YOUR GOAL - Give back every line of the data below exactly.

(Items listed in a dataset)
==*==

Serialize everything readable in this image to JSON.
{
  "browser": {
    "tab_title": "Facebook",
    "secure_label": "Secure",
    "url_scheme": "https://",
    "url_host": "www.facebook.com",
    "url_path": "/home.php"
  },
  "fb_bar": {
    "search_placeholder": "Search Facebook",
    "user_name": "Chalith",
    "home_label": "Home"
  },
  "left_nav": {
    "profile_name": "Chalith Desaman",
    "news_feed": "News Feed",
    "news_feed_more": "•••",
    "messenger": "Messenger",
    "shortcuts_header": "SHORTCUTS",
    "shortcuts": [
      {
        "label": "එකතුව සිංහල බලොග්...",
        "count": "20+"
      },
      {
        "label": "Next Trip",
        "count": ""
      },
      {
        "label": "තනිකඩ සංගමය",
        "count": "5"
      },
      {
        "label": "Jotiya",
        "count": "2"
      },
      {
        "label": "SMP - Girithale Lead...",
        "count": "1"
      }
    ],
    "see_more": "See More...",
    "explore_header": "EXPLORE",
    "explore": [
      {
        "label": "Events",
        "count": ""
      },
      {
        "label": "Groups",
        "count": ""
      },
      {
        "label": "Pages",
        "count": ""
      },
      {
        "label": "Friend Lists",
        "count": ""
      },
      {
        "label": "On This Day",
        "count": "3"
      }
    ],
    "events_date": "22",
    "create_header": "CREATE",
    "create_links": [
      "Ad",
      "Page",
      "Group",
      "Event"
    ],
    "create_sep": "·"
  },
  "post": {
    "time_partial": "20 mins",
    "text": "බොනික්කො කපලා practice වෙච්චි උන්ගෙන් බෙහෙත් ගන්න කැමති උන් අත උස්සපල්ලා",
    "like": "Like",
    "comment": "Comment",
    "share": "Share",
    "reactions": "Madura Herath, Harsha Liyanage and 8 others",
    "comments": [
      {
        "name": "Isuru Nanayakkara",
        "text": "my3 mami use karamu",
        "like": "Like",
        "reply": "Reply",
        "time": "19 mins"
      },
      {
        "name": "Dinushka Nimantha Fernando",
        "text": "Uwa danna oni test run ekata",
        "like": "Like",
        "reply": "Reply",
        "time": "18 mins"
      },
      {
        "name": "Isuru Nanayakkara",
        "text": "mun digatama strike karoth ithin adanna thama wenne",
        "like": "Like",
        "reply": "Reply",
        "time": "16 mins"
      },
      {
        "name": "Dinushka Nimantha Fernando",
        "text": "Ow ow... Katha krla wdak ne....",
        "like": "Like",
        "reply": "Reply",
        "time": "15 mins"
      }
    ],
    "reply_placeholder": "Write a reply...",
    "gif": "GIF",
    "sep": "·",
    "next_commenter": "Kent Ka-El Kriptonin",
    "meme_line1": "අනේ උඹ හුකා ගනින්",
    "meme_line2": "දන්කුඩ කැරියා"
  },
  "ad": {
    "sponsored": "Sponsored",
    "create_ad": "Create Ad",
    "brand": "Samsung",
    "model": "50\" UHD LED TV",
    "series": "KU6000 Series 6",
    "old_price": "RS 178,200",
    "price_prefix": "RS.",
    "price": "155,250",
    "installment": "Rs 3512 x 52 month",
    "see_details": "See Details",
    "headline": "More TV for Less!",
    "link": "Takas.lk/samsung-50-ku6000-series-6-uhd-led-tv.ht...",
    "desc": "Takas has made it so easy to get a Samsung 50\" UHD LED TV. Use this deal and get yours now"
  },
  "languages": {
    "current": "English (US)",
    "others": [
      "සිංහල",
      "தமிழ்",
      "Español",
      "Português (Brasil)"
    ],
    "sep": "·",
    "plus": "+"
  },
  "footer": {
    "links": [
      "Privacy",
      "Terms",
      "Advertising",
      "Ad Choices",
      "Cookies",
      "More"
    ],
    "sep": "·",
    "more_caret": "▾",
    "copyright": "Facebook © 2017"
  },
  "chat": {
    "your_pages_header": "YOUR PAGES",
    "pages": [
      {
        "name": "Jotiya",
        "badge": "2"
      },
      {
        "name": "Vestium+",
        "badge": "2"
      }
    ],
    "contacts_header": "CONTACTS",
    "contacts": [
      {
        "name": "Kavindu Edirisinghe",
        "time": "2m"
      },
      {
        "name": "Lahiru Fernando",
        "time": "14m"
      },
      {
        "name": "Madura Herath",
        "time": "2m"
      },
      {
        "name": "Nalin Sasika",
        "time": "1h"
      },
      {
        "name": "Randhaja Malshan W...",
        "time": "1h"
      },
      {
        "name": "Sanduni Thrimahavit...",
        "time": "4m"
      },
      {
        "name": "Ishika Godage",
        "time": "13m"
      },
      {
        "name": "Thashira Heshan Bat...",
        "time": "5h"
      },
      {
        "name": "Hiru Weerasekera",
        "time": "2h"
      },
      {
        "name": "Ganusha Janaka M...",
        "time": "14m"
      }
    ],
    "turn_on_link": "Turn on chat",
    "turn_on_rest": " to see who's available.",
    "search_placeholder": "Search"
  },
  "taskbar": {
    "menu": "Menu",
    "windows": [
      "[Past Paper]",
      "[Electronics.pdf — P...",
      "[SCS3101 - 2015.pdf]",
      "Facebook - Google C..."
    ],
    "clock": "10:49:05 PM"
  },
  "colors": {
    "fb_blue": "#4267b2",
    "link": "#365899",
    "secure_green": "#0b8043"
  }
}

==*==

OUTPUT BELOW -
Serialize everything readable in this image to JSON.
{
  "browser": {
    "tab_title": "Facebook",
    "secure_label": "Secure",
    "url_scheme": "https://",
    "url_host": "www.facebook.com",
    "url_path": "/home.php"
  },
  "fb_bar": {
    "search_placeholder": "Search Facebook",
    "user_name": "Chalith",
    "home_label": "Home"
  },
  "left_nav": {
    "profile_name": "Chalith Desaman",
    "news_feed": "News Feed",
    "news_feed_more": "•••",
    "messenger": "Messenger",
    "shortcuts_header": "SHORTCUTS",
    "shortcuts": [
      {
        "label": "එකතුව සිංහල බලොග්...",
        "count": "20+"
      },
      {
        "label": "Next Trip",
        "count": ""
      },
      {
        "label": "තනිකඩ සංගමය",
        "count": "5"
      },
      {
        "label": "Jotiya",
        "count": "2"
      },
      {
        "label": "SMP - Girithale Lead...",
        "count": "1"
      }
    ],
    "see_more": "See More...",
    "explore_header": "EXPLORE",
    "explore": [
      {
        "label": "Events",
        "count": ""
      },
      {
        "label": "Groups",
        "count": ""
      },
      {
        "label": "Pages",
        "count": ""
      },
      {
        "label": "Friend Lists",
        "count": ""
      },
      {
        "label": "On This Day",
        "count": "3"
      }
    ],
    "events_date": "22",
    "create_header": "CREATE",
    "create_links": [
      "Ad",
      "Page",
      "Group",
      "Event"
    ],
    "create_sep": "·"
  },
  "post": {
    "time_partial": "20 mins",
    "text": "බොනික්කො කපලා practice වෙච්චි උන්ගෙන් බෙහෙත් ගන්න කැමති උන් අත උස්සපල්ලා",
    "like": "Like",
    "comment": "Comment",
    "share": "Share",
    "reactions": "Madura Herath, Harsha Liyanage and 8 others",
    "comments": [
      {
        "name": "Isuru Nanayakkara",
        "text": "my3 mami use karamu",
        "like": "Like",
        "reply": "Reply",
        "time": "19 mins"
      },
      {
        "name": "Dinushka Nimantha Fernando",
        "text": "Uwa danna oni test run ekata",
        "like": "Like",
        "reply": "Reply",
        "time": "18 mins"
      },
      {
        "name": "Isuru Nanayakkara",
        "text": "mun digatama strike karoth ithin adanna thama wenne",
        "like": "Like",
        "reply": "Reply",
        "time": "16 mins"
      },
      {
        "name": "Dinushka Nimantha Fernando",
        "text": "Ow ow... Katha krla wdak ne....",
        "like": "Like",
        "reply": "Reply",
        "time": "15 mins"
      }
    ],
    "reply_placeholder": "Write a reply...",
    "gif": "GIF",
    "sep": "·",
    "next_commenter": "Kent Ka-El Kriptonin",
    "meme_line1": "අනේ උඹ හුකා ගනින්",
    "meme_line2": "දන්කුඩ කැරියා"
  },
  "ad": {
    "sponsored": "Sponsored",
    "create_ad": "Create Ad",
    "brand": "Samsung",
    "model": "50\" UHD LED TV",
    "series": "KU6000 Series 6",
    "old_price": "RS 178,200",
    "price_prefix": "RS.",
    "price": "155,250",
    "installment": "Rs 3512 x 52 month",
    "see_details": "See Details",
    "headline": "More TV for Less!",
    "link": "Takas.lk/samsung-50-ku6000-series-6-uhd-led-tv.ht...",
    "desc": "Takas has made it so easy to get a Samsung 50\" UHD LED TV. Use this deal and get yours now"
  },
  "languages": {
    "current": "English (US)",
    "others": [
      "සිංහල",
      "தமிழ்",
      "Español",
      "Português (Brasil)"
    ],
    "sep": "·",
    "plus": "+"
  },
  "footer": {
    "links": [
      "Privacy",
      "Terms",
      "Advertising",
      "Ad Choices",
      "Cookies",
      "More"
    ],
    "sep": "·",
    "more_caret": "▾",
    "copyright": "Facebook © 2017"
  },
  "chat": {
    "your_pages_header": "YOUR PAGES",
    "pages": [
      {
        "name": "Jotiya",
        "badge": "2"
      },
      {
        "name": "Vestium+",
        "badge": "2"
      }
    ],
    "contacts_header": "CONTACTS",
    "contacts": [
      {
        "name": "Kavindu Edirisinghe",
        "time": "2m"
      },
      {
        "name": "Lahiru Fernando",
        "time": "14m"
      },
      {
        "name": "Madura Herath",
        "time": "2m"
      },
      {
        "name": "Nalin Sasika",
        "time": "1h"
      },
      {
        "name": "Randhaja Malshan W...",
        "time": "1h"
      },
      {
        "name": "Sanduni Thrimahavit...",
        "time": "4m"
      },
      {
        "name": "Ishika Godage",
        "time": "13m"
      },
      {
        "name": "Thashira Heshan Bat...",
        "time": "5h"
      },
      {
        "name": "Hiru Weerasekera",
        "time": "2h"
      },
      {
        "name": "Ganusha Janaka M...",
        "time": "14m"
      }
    ],
    "turn_on_link": "Turn on chat",
    "turn_on_rest": " to see who's available.",
    "search_placeholder": "Search"
  },
  "taskbar": {
    "menu": "Menu",
    "windows": [
      "[Past Paper]",
      "[Electronics.pdf — P...",
      "[SCS3101 - 2015.pdf]",
      "Facebook - Google C..."
    ],
    "clock": "10:49:05 PM"
  },
  "colors": {
    "fb_blue": "#4267b2",
    "link": "#365899",
    "secure_green": "#0b8043"
  }
}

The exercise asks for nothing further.